*Problem statement*.
Look through the records below and give the number of lines holding the string "this", nothing more.
──────── Material provided
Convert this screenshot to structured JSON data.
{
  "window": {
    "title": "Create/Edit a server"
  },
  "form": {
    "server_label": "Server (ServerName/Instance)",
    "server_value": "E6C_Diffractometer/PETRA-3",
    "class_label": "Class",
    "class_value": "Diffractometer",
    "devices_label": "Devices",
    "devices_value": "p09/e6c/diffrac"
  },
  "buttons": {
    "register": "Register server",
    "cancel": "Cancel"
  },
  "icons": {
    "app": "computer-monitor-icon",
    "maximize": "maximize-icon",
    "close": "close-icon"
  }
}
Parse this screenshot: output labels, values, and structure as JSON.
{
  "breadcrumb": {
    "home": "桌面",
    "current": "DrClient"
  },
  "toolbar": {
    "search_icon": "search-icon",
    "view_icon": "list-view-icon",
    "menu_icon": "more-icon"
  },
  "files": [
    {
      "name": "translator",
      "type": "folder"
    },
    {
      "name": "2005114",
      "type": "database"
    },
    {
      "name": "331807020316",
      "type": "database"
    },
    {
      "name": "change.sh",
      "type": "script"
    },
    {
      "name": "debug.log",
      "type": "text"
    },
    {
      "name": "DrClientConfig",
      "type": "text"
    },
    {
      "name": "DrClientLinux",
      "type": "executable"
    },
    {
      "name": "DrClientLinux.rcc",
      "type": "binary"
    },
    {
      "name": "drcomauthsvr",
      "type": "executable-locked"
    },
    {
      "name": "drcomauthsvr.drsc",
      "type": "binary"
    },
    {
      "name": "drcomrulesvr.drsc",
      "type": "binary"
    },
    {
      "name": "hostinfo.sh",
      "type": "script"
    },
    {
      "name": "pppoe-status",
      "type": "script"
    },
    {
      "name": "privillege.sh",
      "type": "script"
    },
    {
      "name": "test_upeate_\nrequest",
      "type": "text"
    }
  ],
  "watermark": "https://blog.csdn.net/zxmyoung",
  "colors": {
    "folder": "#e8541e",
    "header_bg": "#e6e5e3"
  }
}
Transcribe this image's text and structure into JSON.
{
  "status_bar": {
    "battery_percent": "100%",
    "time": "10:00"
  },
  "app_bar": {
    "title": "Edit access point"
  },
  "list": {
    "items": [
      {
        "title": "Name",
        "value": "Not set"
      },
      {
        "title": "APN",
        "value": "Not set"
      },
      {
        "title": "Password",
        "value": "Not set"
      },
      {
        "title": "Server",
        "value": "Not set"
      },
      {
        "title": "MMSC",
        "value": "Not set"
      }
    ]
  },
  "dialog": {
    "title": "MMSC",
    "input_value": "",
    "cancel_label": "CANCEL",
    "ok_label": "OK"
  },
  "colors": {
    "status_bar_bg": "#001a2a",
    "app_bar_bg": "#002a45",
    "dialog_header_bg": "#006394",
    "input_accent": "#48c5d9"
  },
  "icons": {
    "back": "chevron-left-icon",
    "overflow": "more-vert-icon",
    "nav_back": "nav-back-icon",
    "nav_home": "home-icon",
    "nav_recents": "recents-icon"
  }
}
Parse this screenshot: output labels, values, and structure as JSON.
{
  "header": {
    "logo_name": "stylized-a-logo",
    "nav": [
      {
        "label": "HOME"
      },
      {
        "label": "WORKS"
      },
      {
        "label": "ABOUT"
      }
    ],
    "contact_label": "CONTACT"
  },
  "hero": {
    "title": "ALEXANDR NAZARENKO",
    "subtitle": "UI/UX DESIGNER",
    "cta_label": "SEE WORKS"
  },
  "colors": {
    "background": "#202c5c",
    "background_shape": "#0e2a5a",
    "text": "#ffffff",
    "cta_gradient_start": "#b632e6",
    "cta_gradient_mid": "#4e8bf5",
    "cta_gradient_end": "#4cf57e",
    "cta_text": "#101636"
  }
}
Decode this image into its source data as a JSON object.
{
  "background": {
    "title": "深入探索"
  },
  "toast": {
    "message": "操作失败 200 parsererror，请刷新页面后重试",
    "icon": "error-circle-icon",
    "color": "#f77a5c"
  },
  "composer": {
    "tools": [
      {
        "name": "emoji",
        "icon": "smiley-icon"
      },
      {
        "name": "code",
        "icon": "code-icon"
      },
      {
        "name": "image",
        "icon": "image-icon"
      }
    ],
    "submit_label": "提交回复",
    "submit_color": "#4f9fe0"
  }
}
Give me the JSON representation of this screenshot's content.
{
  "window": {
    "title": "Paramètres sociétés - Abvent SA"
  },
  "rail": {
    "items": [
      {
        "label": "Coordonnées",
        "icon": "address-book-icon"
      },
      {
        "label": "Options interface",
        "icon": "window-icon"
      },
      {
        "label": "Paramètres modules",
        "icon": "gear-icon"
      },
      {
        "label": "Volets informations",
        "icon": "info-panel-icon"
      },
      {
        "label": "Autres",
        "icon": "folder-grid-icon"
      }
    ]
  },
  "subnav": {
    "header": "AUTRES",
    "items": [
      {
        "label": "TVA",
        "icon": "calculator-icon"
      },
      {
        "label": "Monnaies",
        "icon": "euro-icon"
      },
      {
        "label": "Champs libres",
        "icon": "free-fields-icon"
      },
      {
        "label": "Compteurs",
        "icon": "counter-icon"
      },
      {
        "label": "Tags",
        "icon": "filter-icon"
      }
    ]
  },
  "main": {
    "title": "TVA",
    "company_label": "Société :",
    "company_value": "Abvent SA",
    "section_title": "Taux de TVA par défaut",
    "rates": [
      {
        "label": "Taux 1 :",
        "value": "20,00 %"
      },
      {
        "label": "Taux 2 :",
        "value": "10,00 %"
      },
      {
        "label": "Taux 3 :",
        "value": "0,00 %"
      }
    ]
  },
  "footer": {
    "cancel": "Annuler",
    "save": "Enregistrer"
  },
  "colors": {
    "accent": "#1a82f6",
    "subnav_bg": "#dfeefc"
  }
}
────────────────
*Completed exercise*.
6